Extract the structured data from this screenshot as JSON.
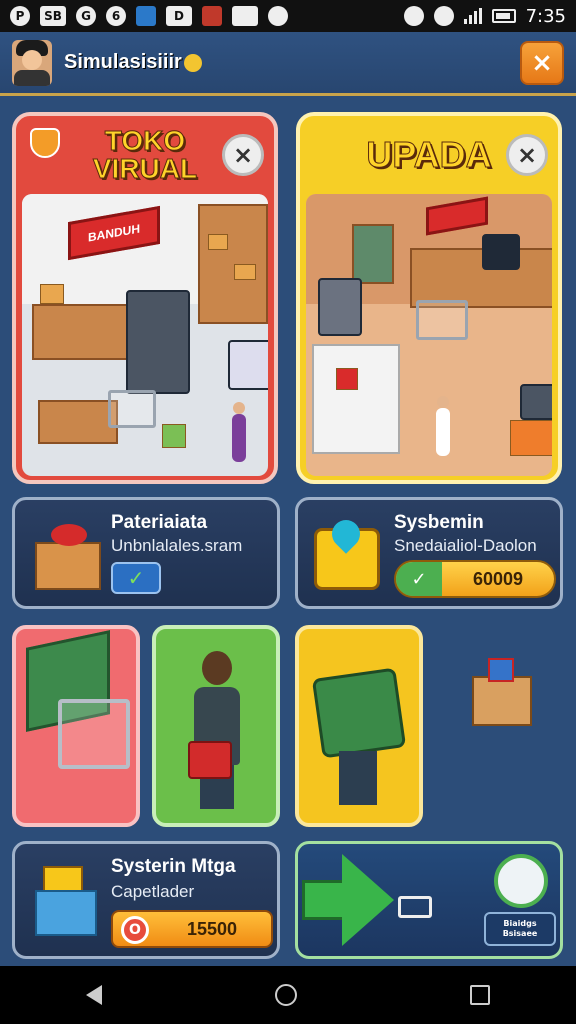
{
  "status_bar": {
    "time": "7:35",
    "icons": [
      "notification-icon",
      "app-icon",
      "sync-icon",
      "bluetooth-icon",
      "shield-icon",
      "app-icon",
      "store-icon",
      "camera-icon",
      "settings-icon"
    ],
    "icon_texts": [
      "P",
      "SB",
      "G",
      "6",
      "",
      "D",
      "",
      "",
      ""
    ]
  },
  "header": {
    "title": "Simulasisiiir",
    "close_label": "×"
  },
  "cards": {
    "toko_virual": {
      "title_line1": "TOKO",
      "title_line2": "VIRUAL",
      "sign_text": "BANDUH",
      "close_label": "×"
    },
    "upada": {
      "title": "UPADA",
      "close_label": "×"
    }
  },
  "mid_cards": {
    "left": {
      "title": "Pateriaiata",
      "subtitle": "Unbnlalales.sram",
      "check_label": "✓"
    },
    "right": {
      "title": "Sysbemin",
      "subtitle": "Snedaialiol-Daolon",
      "badge_label": "✓",
      "value": "60009"
    }
  },
  "bottom_cards": {
    "left": {
      "title": "Systerin Mtga",
      "subtitle": "Capetlader",
      "coin_label": "O",
      "value": "15500"
    },
    "right": {
      "button_line1": "Biaidgs",
      "button_line2": "Bsisaee"
    }
  },
  "nav": {
    "back": "back-icon",
    "home": "home-icon",
    "recent": "recent-apps-icon"
  },
  "colors": {
    "background": "#2c4d79",
    "accent_orange": "#f08c14",
    "card_red": "#e24a3e",
    "card_yellow": "#f6cf26",
    "tile_green": "#6bbf4a",
    "tile_pink": "#f06b6f"
  }
}
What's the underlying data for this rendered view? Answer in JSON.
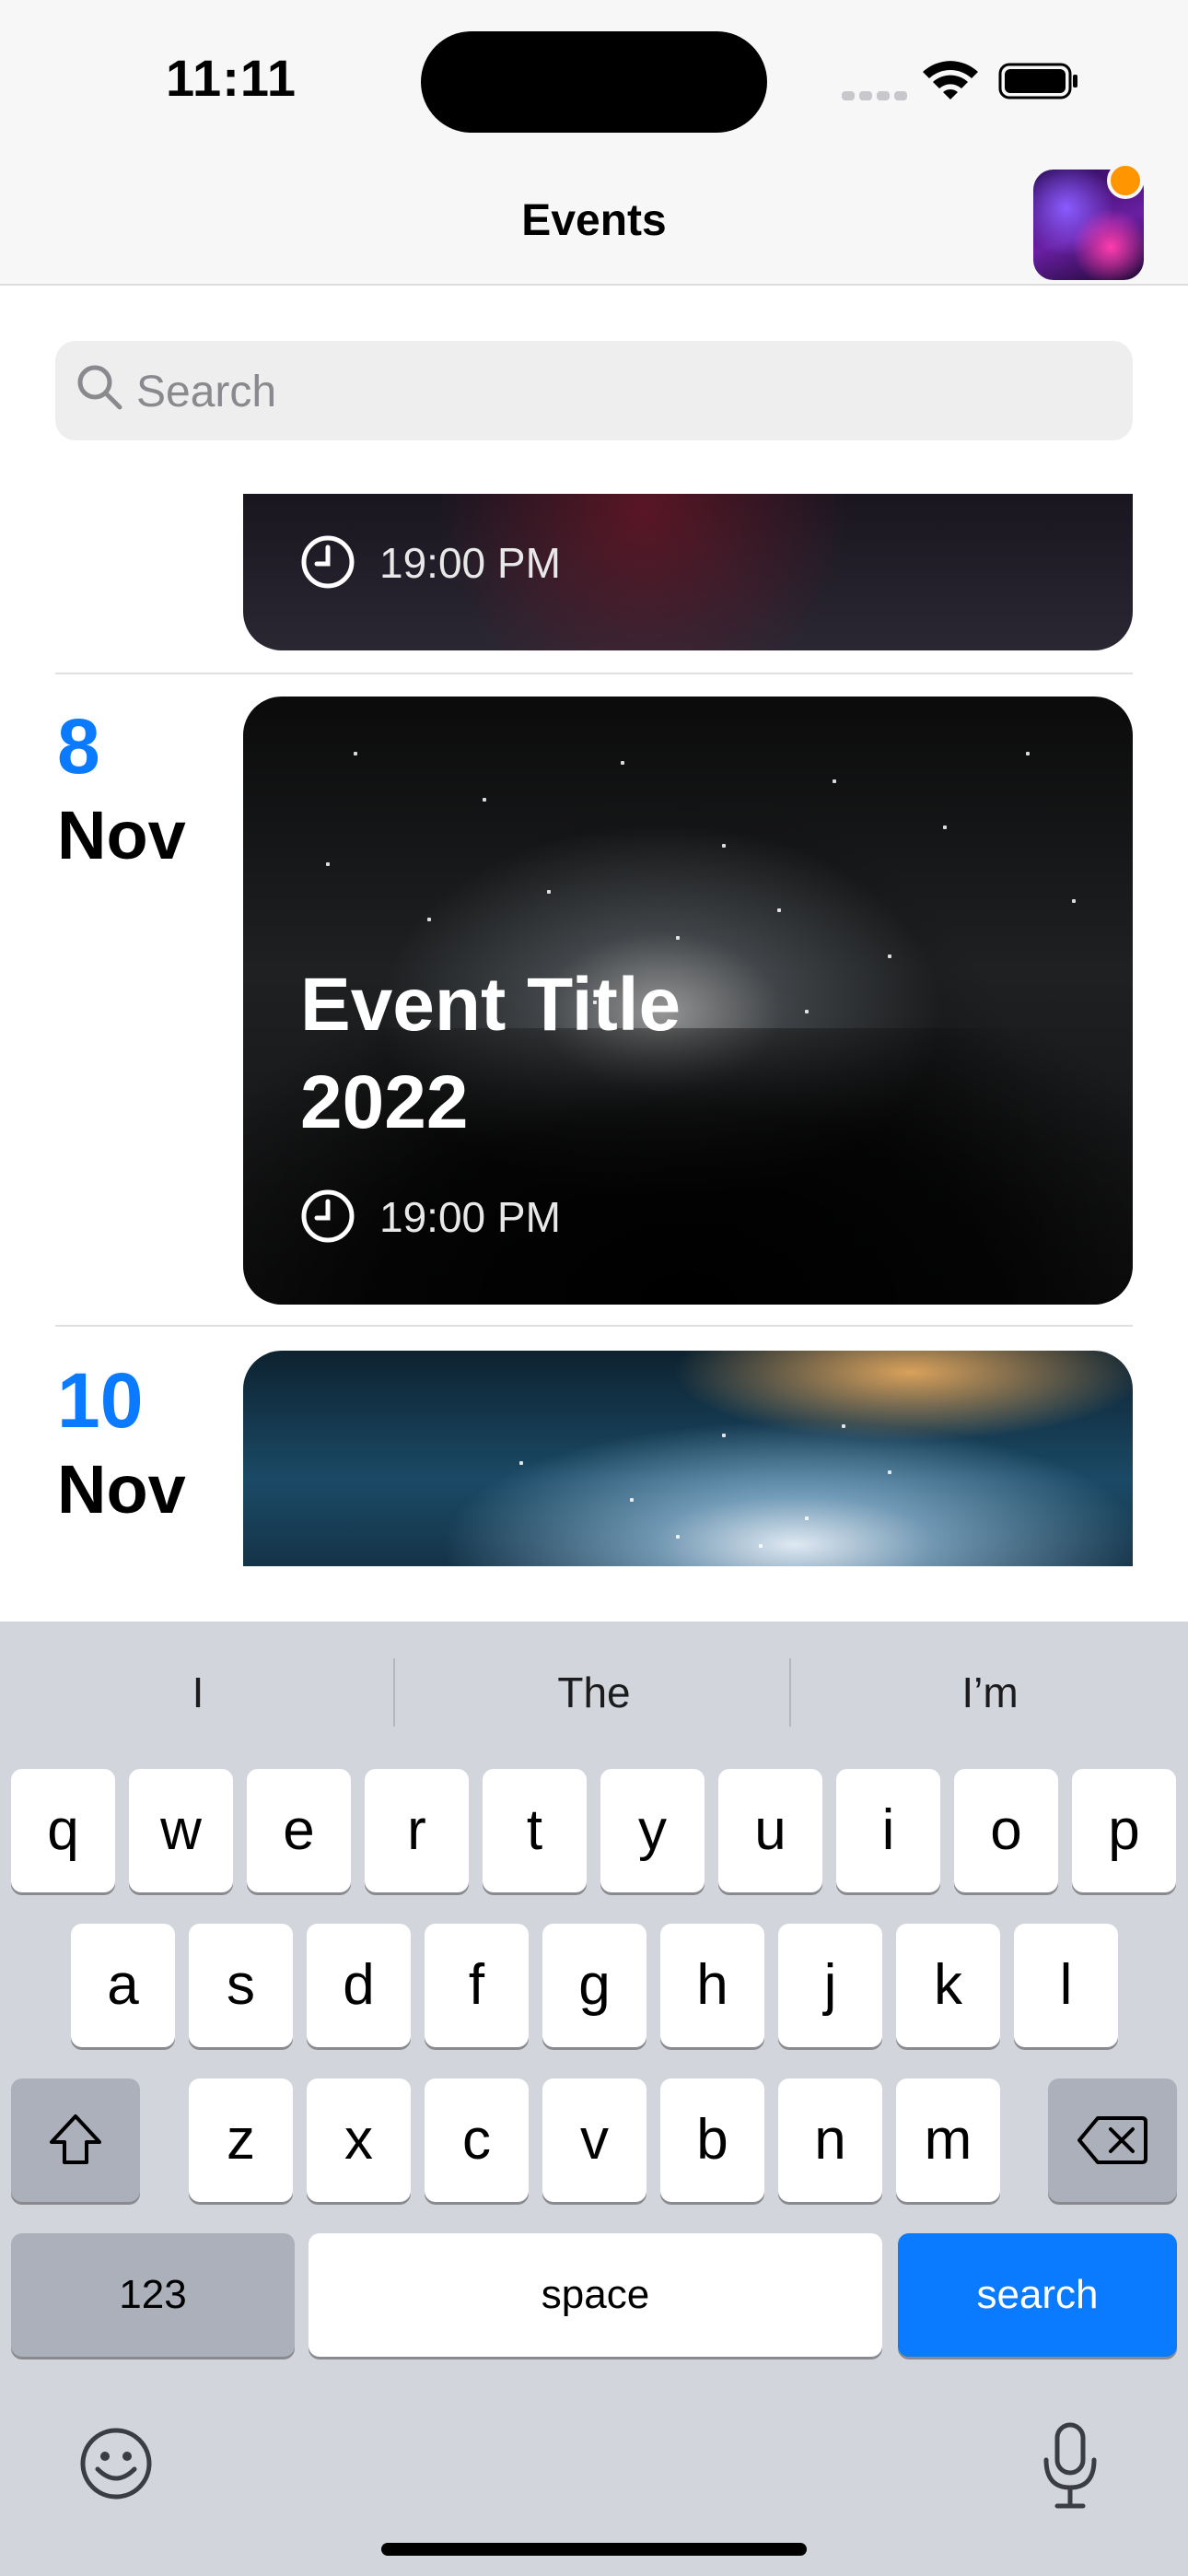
{
  "status_bar": {
    "time": "11:11"
  },
  "nav": {
    "title": "Events"
  },
  "search": {
    "placeholder": "Search"
  },
  "events": [
    {
      "time": "19:00 PM"
    },
    {
      "day": "8",
      "month": "Nov",
      "title_line1": "Event Title",
      "title_line2": "2022",
      "time": "19:00 PM"
    },
    {
      "day": "10",
      "month": "Nov"
    }
  ],
  "keyboard": {
    "suggestions": [
      "I",
      "The",
      "I’m"
    ],
    "row1": [
      "q",
      "w",
      "e",
      "r",
      "t",
      "y",
      "u",
      "i",
      "o",
      "p"
    ],
    "row2": [
      "a",
      "s",
      "d",
      "f",
      "g",
      "h",
      "j",
      "k",
      "l"
    ],
    "row3": [
      "z",
      "x",
      "c",
      "v",
      "b",
      "n",
      "m"
    ],
    "numbers_key": "123",
    "space_key": "space",
    "action_key": "search"
  },
  "colors": {
    "accent": "#0a7aff",
    "badge": "#ff9500"
  }
}
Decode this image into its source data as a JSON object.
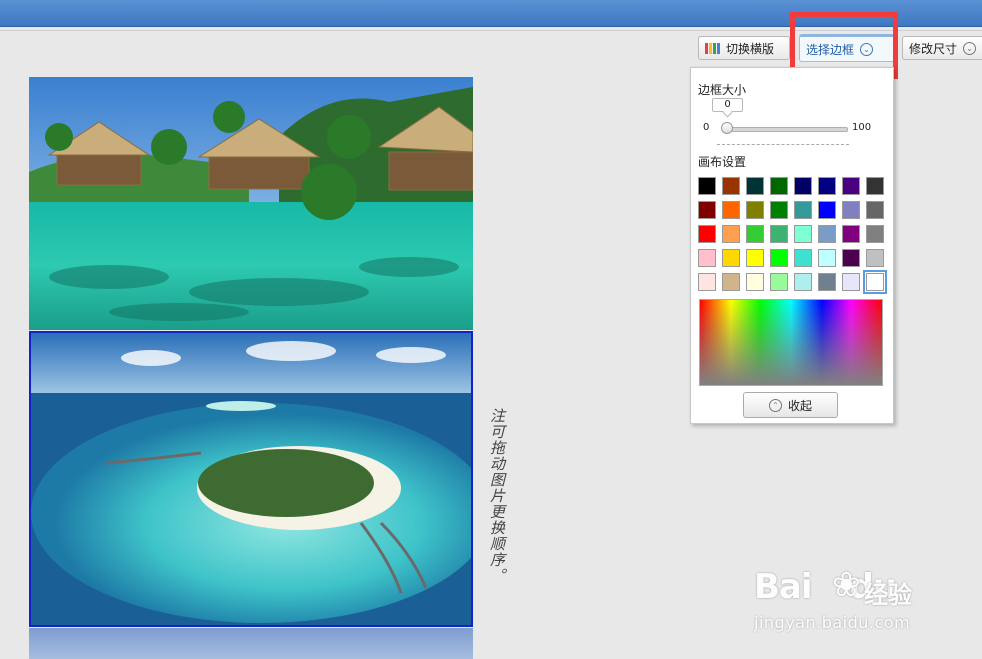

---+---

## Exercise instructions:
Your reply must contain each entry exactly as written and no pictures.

## Solution for this exercise:
Extract the structured data from this screenshot as JSON.
{
  "status_bar": {
    "time": "7:35",
    "icons": [
      "notification-icon",
      "app-icon",
      "sync-icon",
      "bluetooth-icon",
      "shield-icon",
      "app-icon",
      "store-icon",
      "camera-icon",
      "settings-icon"
    ],
    "icon_texts": [
      "P",
      "SB",
      "G",
      "6",
      "",
      "D",
      "",
      "",
      ""
    ]
  },
  "header": {
    "title": "Simulasisiiir",
    "close_label": "×"
  },
  "cards": {
    "toko_virual": {
      "title_line1": "TOKO",
      "title_line2": "VIRUAL",
      "sign_text": "BANDUH",
      "close_label": "×"
    },
    "upada": {
      "title": "UPADA",
      "close_label": "×"
    }
  },
  "mid_cards": {
    "left": {
      "title": "Pateriaiata",
      "subtitle": "Unbnlalales.sram",
      "check_label": "✓"
    },
    "right": {
      "title": "Sysbemin",
      "subtitle": "Snedaialiol-Daolon",
      "badge_label": "✓",
      "value": "60009"
    }
  },
  "bottom_cards": {
    "left": {
      "title": "Systerin Mtga",
      "subtitle": "Capetlader",
      "coin_label": "O",
      "value": "15500"
    },
    "right": {
      "button_line1": "Biaidgs",
      "button_line2": "Bsisaee"
    }
  },
  "nav": {
    "back": "back-icon",
    "home": "home-icon",
    "recent": "recent-apps-icon"
  },
  "colors": {
    "background": "#2c4d79",
    "accent_orange": "#f08c14",
    "card_red": "#e24a3e",
    "card_yellow": "#f6cf26",
    "tile_green": "#6bbf4a",
    "tile_pink": "#f06b6f"
  }
}
What's the underlying data for this rendered view? Answer in JSON.
{
  "status_bar": {
    "time": "11:11"
  },
  "nav": {
    "title": "Events"
  },
  "search": {
    "placeholder": "Search"
  },
  "events": [
    {
      "time": "19:00 PM"
    },
    {
      "day": "8",
      "month": "Nov",
      "title_line1": "Event Title",
      "title_line2": "2022",
      "time": "19:00 PM"
    },
    {
      "day": "10",
      "month": "Nov"
    }
  ],
  "keyboard": {
    "suggestions": [
      "I",
      "The",
      "I’m"
    ],
    "row1": [
      "q",
      "w",
      "e",
      "r",
      "t",
      "y",
      "u",
      "i",
      "o",
      "p"
    ],
    "row2": [
      "a",
      "s",
      "d",
      "f",
      "g",
      "h",
      "j",
      "k",
      "l"
    ],
    "row3": [
      "z",
      "x",
      "c",
      "v",
      "b",
      "n",
      "m"
    ],
    "numbers_key": "123",
    "space_key": "space",
    "action_key": "search"
  },
  "colors": {
    "accent": "#0a7aff",
    "badge": "#ff9500"
  }
}
Decode this image into its source data as a JSON object.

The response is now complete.